I was an okay skier for a few years there, back when André the Giant was throwing heels into the front row and cooling down après-wrestle with a hundred beers and playing rhyming games with Mandy Patinkin in the third-best comedy ever made, but I was not good enough or stoked enough to ski into middle adulthood, and I went without schuss for 25 years and didn’t miss it a bit. I picked it back up when my son wanted to learn, dropped it at the start of Covid and, again, didn’t miss it a bit. Apparently I am once more coming out of ski retirement, tomorrow, at age 62 (I’m writing this on Friday) because my son is now 13 with three solid ski years behind him and rightly wants to show off for the old man. He thinks we’re leaving at 6:30 AM, but age and experience tell me it will be midmorning before I’ve pulled up the Yacht Rock playlist and we Ride Like the Wind out of Queen Anne, direct to the green run pleasures of Snoqualmie Summit. In reverse order of importance I’d like to: avoid injury, ride the chairlift without incident, and not embarrass my boy. Graceful aging starts with—nay, depends on—lowered expectations.

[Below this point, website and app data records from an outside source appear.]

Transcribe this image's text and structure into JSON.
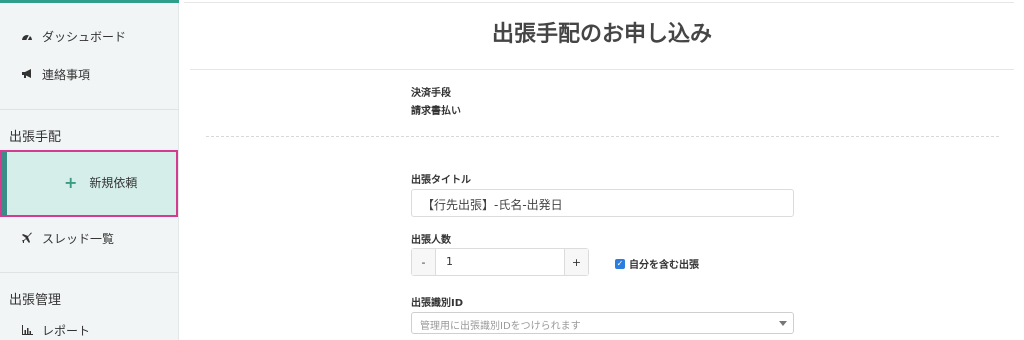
{
  "sidebar": {
    "items": [
      {
        "label": "ダッシュボード",
        "icon": "dashboard-icon"
      },
      {
        "label": "連絡事項",
        "icon": "megaphone-icon"
      }
    ],
    "section1": {
      "title": "出張手配",
      "new_request": {
        "label": "新規依頼",
        "icon": "plus-icon"
      },
      "thread_list": {
        "label": "スレッド一覧",
        "icon": "airplane-icon"
      }
    },
    "section2": {
      "title": "出張管理",
      "report": {
        "label": "レポート",
        "icon": "bar-chart-icon"
      }
    }
  },
  "main": {
    "title": "出張手配のお申し込み",
    "payment": {
      "label": "決済手段",
      "value": "請求書払い"
    },
    "trip_title": {
      "label": "出張タイトル",
      "value": "【行先出張】-氏名-出発日"
    },
    "trip_count": {
      "label": "出張人数",
      "minus": "-",
      "value": "1",
      "plus": "+"
    },
    "include_self": {
      "label": "自分を含む出張",
      "checked": true
    },
    "trip_id": {
      "label": "出張識別ID",
      "placeholder": "管理用に出張識別IDをつけられます"
    }
  },
  "colors": {
    "accent": "#2f9f8c",
    "highlight_border": "#d23c8e",
    "checkbox": "#2b7de0"
  }
}
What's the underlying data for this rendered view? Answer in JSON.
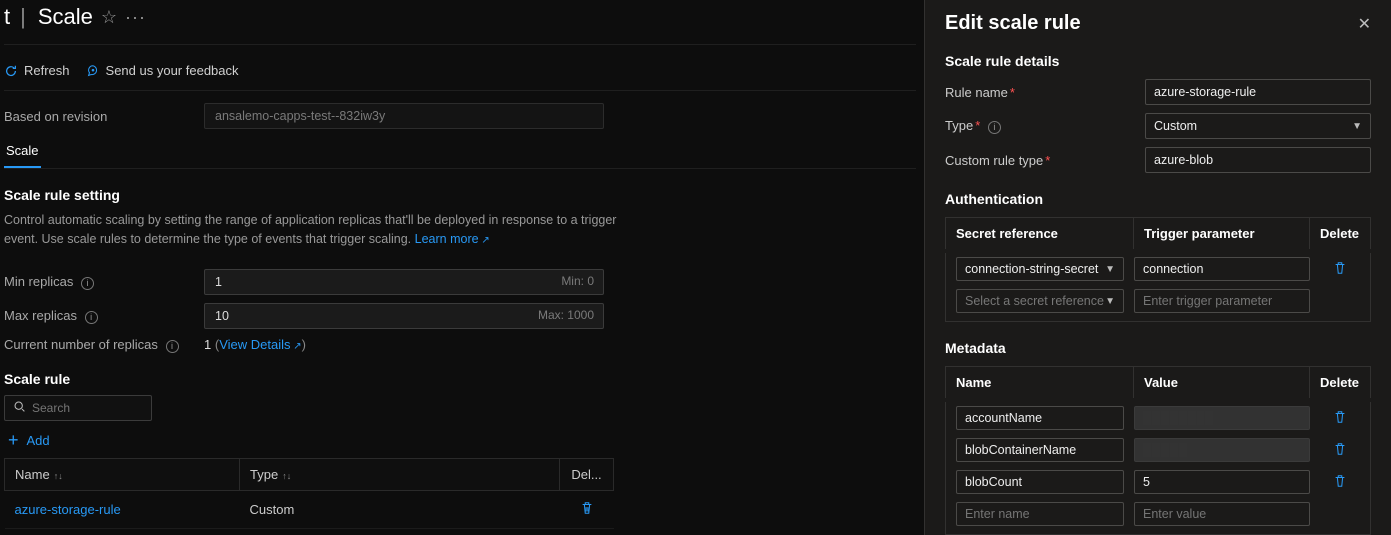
{
  "breadcrumb": {
    "suffix": "t",
    "page": "Scale"
  },
  "toolbar": {
    "refresh": "Refresh",
    "feedback": "Send us your feedback"
  },
  "revision": {
    "label": "Based on revision",
    "value": "ansalemo-capps-test--832iw3y"
  },
  "tabs": {
    "scale": "Scale"
  },
  "setting_header": "Scale rule setting",
  "setting_desc": "Control automatic scaling by setting the range of application replicas that'll be deployed in response to a trigger event. Use scale rules to determine the type of events that trigger scaling.",
  "learn_more": "Learn more",
  "min": {
    "label": "Min replicas",
    "value": "1",
    "hint": "Min: 0"
  },
  "max": {
    "label": "Max replicas",
    "value": "10",
    "hint": "Max: 1000"
  },
  "replicas": {
    "label": "Current number of replicas",
    "count": "1",
    "details": "View Details"
  },
  "scale_rule_header": "Scale rule",
  "search_placeholder": "Search",
  "add_label": "Add",
  "table": {
    "headers": {
      "name": "Name",
      "type": "Type",
      "del": "Del..."
    },
    "row0": {
      "name": "azure-storage-rule",
      "type": "Custom"
    }
  },
  "panel": {
    "title": "Edit scale rule",
    "details_header": "Scale rule details",
    "rule_name_label": "Rule name",
    "rule_name_value": "azure-storage-rule",
    "type_label": "Type",
    "type_value": "Custom",
    "custom_type_label": "Custom rule type",
    "custom_type_value": "azure-blob",
    "auth_header": "Authentication",
    "auth_cols": {
      "secret": "Secret reference",
      "trigger": "Trigger parameter",
      "del": "Delete"
    },
    "auth0": {
      "secret": "connection-string-secret",
      "trigger": "connection"
    },
    "auth_new_secret": "Select a secret reference",
    "auth_new_trigger": "Enter trigger parameter",
    "meta_header": "Metadata",
    "meta_cols": {
      "name": "Name",
      "value": "Value",
      "del": "Delete"
    },
    "meta0": {
      "name": "accountName",
      "value": ""
    },
    "meta1": {
      "name": "blobContainerName",
      "value": ""
    },
    "meta2": {
      "name": "blobCount",
      "value": "5"
    },
    "meta_new_name": "Enter name",
    "meta_new_value": "Enter value"
  }
}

Point being, tomorrow is a ski day, Sunday is the Super Bowl, and the Joint below has been repurposed from early 2021.
Bob Purvey and his big beautiful Ugly stick, with all those sweet candy-colored “Follow Me” visuals, sent me back to this 2014 post in which I blew your minds with the never-before-told origin story of Nazaré as a surfing break. “Next stop, Nazaré!” the voice-over says, and there we are in Portugal, 1968, kids and goats on the high street, swarthy Portuguese fishermen mending nets on the beach, and some head-high wind-bitten sandbar waves calling Bob and his two surfing pals to action. “It looked pretty good,” the VO continues. “There was a definite lineup and you could count on waves breaking in one particular spot.” Off they go, and at the end of the high-performance session all three surfers return to the beach as the sun dips behind the famous Nazaré headland.
Old and New Worlds converge. A fine, mellow travelogue moment.
We have been gently hoaxed, though. The “Nazaré” surf shots were filmed at San Miguel, Baja. The sunset clip shows the headland just to the north, not far from a Mexico Federal Highway 1D toll booth. I emailed Bob to ask him about it. “We were told about ‘big waves at Nazaré’ before we arrived in Portugal,” he replied. “But we didn’t get around to the lighthouse point. Follow Me was directed by a one-time Hollywood wannabe, and the impression I got from him was that the audience wanted to see wipeouts mostly. I’ve always wondered, if we had gotten to the lighthouse and seen huge waves, if the director would have asked us to go out.”
My favorite surf hoax is, of course, the Laird Hamilton Millennium Wave, which as we later learned was filmed in a Woodland Hills backlot by Grandmaster Masons during the 13-hour Y2K time-space suspension.
My second favorite hoax is the famous sand dune march to Cape St. Francis, as seen in Bruce Brown’s Endless Summer (watch the EOS remix here), and decades later exposed as fraud by Mike Hynson himself. But was it fraud, really? Yes, if you’re going to be a facts-matter nudnik about it. No, if, like me, you feel Bruce was lying his way to a greater truth. Read here.
One more hoax for the road. In Scott Dittrich’s 1974 bootleg-music masterpiece Fluid Drive, we get a Rincon sequence where the slightly overhead waves go from fun and sectiony, to long sand-draining barrels. “Late in the afternoon, at low tide,” the narrator says, “Peter Townend is stoked,” and there goes our future world champ showing us Yanks how to properly spear a point-wave tube, and thus leaving us stoked, too, but also sad at the idea that even though we live right down the coast from Rincon we’ve never seen it that good. The high-volume cackling that PT laid on me when I later asked him about it still rings in my ears.
“Peter, I’ve never seen Rincon that good.”
“HAHAHA AND YA NEVER WILL! THAT’S BURLEIGH, MATE, NOT RINCON, HAHAHA!”
Dittrich guessed, correctly, that while we’d be happy to see Aussies riding Gold Coast waves, we’d be even happier to see Aussies riding our waves. He further guessed—and here is the real sleight-of-hand—that we’d be so awestruck by PT’s deft handling of “Rincon’s” midwinter tubes that we’d fail to notice he’s wearing nothing but trunks and a thin short-sleeve vest.
Fool me once, shame on you. Fool me twice, shame on . . . never mind. Keep fooling around, those were all great hoaxes!
Thanks for reading, everyone, and see you next week.
[Photos grid, clockwise from top left: ski ballet, 1978; frame-grab from “Follow Me”; Peter Townend, 1972; André the Giant; rough draft of new EOS logo; Big Foot. Bob Purvey, 1967. Con Surfboards’ Ugly model. Cape St. Francis, from Endless Summer, by Bruce Brown. Peter Townend at Burleigh/Rincon, from Fluid Drive, shot by Steve Core.]